stable. Once joint movement becomes pain-free, adding in isotonic
resistance exercises is important. Strengthening the joint (and all the
connective tissue maintaining the joint) within its full range of motion is
extremely important to return the joint to full functionality. I would
venture to say that the reason an injured or arthritic joint is often
vulnerable to future problems is because most individuals do not take the
time to fully rehabilitate the joint's connective tissue.
By imposing "passive" (stretching) forces on newly forming collagen
fibers (i.e. scar tissue), cross-linking and collagen fibril
disorganization can be diminished.38,39 Flexibility or stretching exercises
are tantamount to maintaining and rebuilding supple connective tissue.40
Stretching of the connective tissue around the affected joint should begin
as soon as the joint is relatively pain and inflammation free. Stretching
exercises should include the affected joint but also the unaffected paired
joint and always be within the limits of pain. Further, stretches should be
held for 30 seconds to 90 seconds, at least. Please see reference #40 for
more details on how to properly undertake a stretching program.
Maintaining joint health is a matter of paying attention to diet and
exercise (not very original!). In the diet a sufficient intake of minerals
and vitamin C is ultimately important for synthesis of healthy connective
tissue. Adding in two aspects of exercise which are less publicized
(strengthening and stretching) than aerobic exercise, are the key to
maintaining joint health, i.e. prevent future injury.
Information regarding the composition of joint connective tissue and
metabolism of connective tissue macromolecules has laid the groundwork to
understand what natural products could be helpful for joint repair.

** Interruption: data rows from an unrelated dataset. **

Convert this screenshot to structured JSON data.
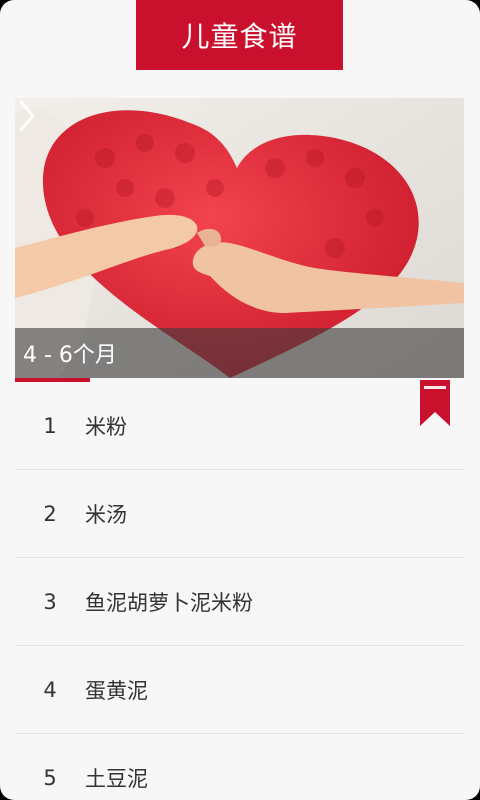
{
  "app": {
    "title": "儿童食谱"
  },
  "banner": {
    "caption": "4 - 6个月"
  },
  "recipes": [
    {
      "index": "1",
      "name": "米粉"
    },
    {
      "index": "2",
      "name": "米汤"
    },
    {
      "index": "3",
      "name": "鱼泥胡萝卜泥米粉"
    },
    {
      "index": "4",
      "name": "蛋黄泥"
    },
    {
      "index": "5",
      "name": "土豆泥"
    }
  ],
  "colors": {
    "accent": "#c9102c",
    "background": "#f7f7f7"
  },
  "icons": {
    "next": "chevron-right-icon",
    "bookmark": "bookmark-icon"
  }
}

Glucosamine sulfate, SAM, vitamin C, copper, zinc, boron, and manganese are
some of the important nutrients to consider supplementing when joint repair
is required. Complete joint repair would also include specific
strengthening and stretching exercises for the affected and paired joint.
It is important to remember that short term, infrequent use of NSAIDs
are probably not problematic for the joint tissues. However, the only
effect an individual is achieving with NSAIDs is anti-inflammatory. This
means that treating affected joints with NSAIDs is simply symptomatic
relief. Although the cause of joint pain appears to be chemicals involved
in the inflammatory response, joint inflammation is a response to damaged
connective tissue. Therefore the logical, comprehensive treatment for joint
pain is to deal with the underlying cause of damaged connective tissue.